As a filmmaker, Fielder displays interest not in any physical process unfolding over time but in his own intellectual process—in the authentic ingenuity of the working out of his conceit, which the onscreen events merely exemplify, like data points rather than experiences. He revels in his own thoughts as he tailors the conditions of his subjects’ lives to fit his storytelling, largely through his own voice-over. Fielder’s main real-life stake is the one onscreen: making the show a success. The vanity and the ambition of “The Rehearsal” are its driving forces. Fielder can’t relinquish control; his obsession with details, with predicted outcomes, suggests his very failure as a filmmaker—the failure to find a dramatic form for the full range of the series’s implications and experiences. If the series is meant to be comedy, so much the worse, for making light of problems that matter to the participants—and for making even lighter of the deceptions to which he subjects them.

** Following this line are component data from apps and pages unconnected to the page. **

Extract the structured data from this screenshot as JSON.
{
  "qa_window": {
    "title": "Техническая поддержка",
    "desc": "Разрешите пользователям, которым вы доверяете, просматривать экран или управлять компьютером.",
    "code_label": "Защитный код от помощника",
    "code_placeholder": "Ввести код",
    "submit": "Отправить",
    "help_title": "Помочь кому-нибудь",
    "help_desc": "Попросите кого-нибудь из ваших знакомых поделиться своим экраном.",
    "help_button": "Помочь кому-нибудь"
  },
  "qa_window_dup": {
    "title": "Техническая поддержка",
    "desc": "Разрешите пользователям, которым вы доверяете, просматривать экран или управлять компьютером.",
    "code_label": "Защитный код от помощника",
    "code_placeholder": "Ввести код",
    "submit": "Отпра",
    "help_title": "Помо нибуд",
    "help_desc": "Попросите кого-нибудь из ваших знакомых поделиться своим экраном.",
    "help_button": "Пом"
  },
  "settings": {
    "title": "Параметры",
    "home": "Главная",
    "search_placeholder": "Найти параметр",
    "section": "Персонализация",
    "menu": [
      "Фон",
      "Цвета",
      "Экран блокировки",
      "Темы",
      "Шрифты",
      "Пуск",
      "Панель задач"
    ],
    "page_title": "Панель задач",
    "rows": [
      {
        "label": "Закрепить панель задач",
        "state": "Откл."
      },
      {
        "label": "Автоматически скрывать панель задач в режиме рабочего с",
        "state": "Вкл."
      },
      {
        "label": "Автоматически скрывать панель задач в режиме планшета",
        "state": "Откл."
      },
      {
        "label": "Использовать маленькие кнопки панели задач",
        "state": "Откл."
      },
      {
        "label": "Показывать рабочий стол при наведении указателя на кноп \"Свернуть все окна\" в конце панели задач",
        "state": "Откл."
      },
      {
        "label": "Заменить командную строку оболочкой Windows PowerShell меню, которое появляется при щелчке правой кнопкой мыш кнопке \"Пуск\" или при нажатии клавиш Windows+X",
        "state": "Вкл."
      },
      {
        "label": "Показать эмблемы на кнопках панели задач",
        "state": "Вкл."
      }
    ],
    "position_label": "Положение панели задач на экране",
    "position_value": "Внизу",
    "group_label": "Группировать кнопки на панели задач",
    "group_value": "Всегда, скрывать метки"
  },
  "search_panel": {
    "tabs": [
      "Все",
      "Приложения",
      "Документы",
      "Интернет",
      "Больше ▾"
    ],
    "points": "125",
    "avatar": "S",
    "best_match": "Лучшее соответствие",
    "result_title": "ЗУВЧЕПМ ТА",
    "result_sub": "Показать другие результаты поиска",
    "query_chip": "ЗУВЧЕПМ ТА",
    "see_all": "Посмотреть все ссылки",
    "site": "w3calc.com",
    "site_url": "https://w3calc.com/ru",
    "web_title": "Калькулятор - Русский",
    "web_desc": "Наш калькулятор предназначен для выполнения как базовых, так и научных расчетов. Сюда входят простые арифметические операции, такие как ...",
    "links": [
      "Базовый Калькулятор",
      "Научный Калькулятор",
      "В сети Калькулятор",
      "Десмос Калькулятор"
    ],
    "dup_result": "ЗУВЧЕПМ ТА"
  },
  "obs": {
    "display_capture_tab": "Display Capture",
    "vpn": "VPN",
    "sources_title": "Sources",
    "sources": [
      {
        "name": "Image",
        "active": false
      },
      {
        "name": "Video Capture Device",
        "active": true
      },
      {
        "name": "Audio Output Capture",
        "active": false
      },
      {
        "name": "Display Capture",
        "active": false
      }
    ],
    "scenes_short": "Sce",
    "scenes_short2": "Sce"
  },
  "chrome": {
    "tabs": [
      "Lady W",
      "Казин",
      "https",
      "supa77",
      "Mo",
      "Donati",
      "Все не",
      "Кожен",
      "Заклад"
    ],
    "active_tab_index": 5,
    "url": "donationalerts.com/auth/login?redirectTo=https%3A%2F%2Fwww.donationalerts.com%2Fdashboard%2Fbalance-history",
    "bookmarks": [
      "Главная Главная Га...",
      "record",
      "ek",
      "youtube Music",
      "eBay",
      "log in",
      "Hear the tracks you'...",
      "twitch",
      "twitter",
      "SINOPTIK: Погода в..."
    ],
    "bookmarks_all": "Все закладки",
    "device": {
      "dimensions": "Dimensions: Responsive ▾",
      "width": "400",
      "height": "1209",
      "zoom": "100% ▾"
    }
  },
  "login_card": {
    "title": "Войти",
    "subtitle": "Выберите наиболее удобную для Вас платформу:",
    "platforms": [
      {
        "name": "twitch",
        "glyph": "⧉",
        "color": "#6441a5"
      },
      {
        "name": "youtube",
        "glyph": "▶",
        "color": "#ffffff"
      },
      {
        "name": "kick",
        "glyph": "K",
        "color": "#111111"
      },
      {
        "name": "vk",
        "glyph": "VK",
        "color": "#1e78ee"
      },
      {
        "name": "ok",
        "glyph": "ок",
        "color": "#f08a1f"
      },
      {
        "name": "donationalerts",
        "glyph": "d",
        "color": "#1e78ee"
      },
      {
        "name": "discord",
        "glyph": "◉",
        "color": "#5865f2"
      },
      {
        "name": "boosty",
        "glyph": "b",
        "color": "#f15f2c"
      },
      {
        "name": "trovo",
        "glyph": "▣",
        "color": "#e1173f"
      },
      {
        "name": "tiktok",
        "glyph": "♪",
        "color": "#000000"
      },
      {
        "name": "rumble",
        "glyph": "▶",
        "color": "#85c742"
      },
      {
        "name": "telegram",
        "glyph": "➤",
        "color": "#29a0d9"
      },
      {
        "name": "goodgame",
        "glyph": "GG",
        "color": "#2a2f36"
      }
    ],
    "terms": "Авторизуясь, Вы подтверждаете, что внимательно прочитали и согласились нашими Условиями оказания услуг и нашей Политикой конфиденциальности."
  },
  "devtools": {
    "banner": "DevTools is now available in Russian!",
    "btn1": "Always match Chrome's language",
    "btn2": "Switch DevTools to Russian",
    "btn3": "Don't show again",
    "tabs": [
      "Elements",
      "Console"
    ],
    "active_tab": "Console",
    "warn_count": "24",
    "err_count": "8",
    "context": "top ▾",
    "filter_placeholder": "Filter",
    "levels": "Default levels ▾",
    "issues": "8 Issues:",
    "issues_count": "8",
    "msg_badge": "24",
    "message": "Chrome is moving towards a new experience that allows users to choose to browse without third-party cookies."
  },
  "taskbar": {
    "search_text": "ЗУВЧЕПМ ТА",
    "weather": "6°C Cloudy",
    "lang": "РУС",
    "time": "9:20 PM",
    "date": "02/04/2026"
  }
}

And, if “The Rehearsal” were revealed to be not documentary at all but a mockumentary—a throughgoing fiction, pranking us all, in which no real-life subjects have volunteered—it would be only a wet squib of disingenuous self-deprecation that exhausts itself in the first minutes of the first episode. Fielder goes in to confirm results, the prime one being his own powers of mastery, of anticipation, and, above all, of entertainment. As the series goes on (tiny spoiler), Fielder amps up the complexity of his rehearsals, creating an ever-deeper spiral of preparations and impersonations. His cleverness masks the hollowness of his schemes. No digression, no incidentals, no loose ends can intrude on Fielder’s taut, compact, self-contained sketches. He looks the look at the people he films, but doesn’t seem to see them. ♦